Next you can decide if you want to keep the door for communication open or if it would be best to perhaps take a deliberate, short, break. By this I am referring specifically to a statement that might sound like this, “I love you dearly and understand that you’re very angry with me right now. I’m sorry we’re not speaking right now. If it’s OK with you, I’m going to take a short break, of about 2 weeks (or whatever feels good for you) and I’ll be back in touch after that. Perhaps we can take that time to just take a step back before we figure out what’s next.”
But let’s say you want to keep the communication going and they don’t. They have moved around the corner and yet they could just as easily be on Mars. My suggestion for that would be to literally think of it as just keeping the lines open ~ your foot stuck in the door so that if and/or when, they opt to open it to scream at you, it’s at least cracked open enough that it’s not a ‘prying the painted over door open’ type of a situation. In real life, this might look like being careful to send ‘thinking of you’ cards (with nothing other than, “I’m thinking of you and hope you’re well”), or sending funny memes or even pictures of what you’re making for dinner. Anything to keep your toe stuck in the door so it’s not closed all the way.

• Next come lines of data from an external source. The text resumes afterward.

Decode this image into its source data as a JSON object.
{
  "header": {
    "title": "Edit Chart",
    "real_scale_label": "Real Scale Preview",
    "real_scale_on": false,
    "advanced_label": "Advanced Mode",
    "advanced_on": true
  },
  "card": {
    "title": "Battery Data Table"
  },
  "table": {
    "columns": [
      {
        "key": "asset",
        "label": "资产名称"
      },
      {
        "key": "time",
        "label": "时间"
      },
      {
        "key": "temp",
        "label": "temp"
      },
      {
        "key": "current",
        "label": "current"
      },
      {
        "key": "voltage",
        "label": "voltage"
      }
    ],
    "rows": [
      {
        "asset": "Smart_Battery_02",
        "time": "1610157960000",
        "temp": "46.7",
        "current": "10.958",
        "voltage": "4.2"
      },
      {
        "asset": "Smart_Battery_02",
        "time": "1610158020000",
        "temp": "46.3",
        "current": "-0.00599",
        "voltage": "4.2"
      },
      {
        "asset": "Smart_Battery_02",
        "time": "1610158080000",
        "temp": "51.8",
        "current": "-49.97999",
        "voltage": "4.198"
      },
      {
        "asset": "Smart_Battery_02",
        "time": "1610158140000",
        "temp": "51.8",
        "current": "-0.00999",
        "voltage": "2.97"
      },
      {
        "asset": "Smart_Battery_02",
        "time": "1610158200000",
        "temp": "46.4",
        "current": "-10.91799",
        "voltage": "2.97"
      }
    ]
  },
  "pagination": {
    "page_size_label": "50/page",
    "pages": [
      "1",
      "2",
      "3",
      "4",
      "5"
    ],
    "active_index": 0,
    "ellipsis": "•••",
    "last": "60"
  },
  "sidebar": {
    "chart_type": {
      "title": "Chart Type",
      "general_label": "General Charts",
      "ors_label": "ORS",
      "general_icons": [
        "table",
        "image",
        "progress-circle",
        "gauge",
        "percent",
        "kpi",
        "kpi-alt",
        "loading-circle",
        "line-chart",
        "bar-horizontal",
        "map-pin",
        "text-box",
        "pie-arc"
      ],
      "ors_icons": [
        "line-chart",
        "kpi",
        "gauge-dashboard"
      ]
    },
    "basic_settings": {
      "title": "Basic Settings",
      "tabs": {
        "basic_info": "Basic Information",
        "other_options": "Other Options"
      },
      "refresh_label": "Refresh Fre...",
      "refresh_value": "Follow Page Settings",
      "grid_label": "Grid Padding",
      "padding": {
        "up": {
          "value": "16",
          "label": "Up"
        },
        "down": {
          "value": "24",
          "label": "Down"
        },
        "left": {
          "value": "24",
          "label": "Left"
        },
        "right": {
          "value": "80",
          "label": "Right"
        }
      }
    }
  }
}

Yet another option is to agree on what topics or areas are off limits and then, for the love of all things, honor those boundaries. This allows for some time to repair what was broken while still learning about the small but important stuff that might be going on for someone. For one of my clients, this has worked out well as they have been able to navigate the slow decline of their elderly mother with their sister while being careful not to bring up topics that enrage her sister.
And finally, as hard as it may be, the best option for some might be to cut off and keep cut off, any communication with someone who has deeply and repeatedly harmed you. Is it sad? Yes, it’s brutal. That being said, it’s also a way to honor the past and begin to build new relationships rather than holding on to something that wasn’t working.
As cliche as it sounds, sometimes, time does the work for us. Letting the issue sit, without picking at it or nudging someone, is a great way to begin the repair process, if one is going to start at all.
Taylor Swift’s song, Karma, has a line about “keeping my side of the street clean.” What does she mean by this? In taking care of yourself, making sure you are doing all you can on your end of a relationship, then where it goes is out of your hands. It’s hard, and often it’s isolating because it’s difficult to know if the steps you’re taking are ‘the best’ ones but ultimately, if you do the best you can do, you’ve done a great job. Please don’t forget ~ you are not alone. If you’ve read this far it’s likely you’re in a place where you feel that whatever is going on with a particular relationship is never going to get better. It might. It might not. In the meantime, please take care of yourself first. It matters.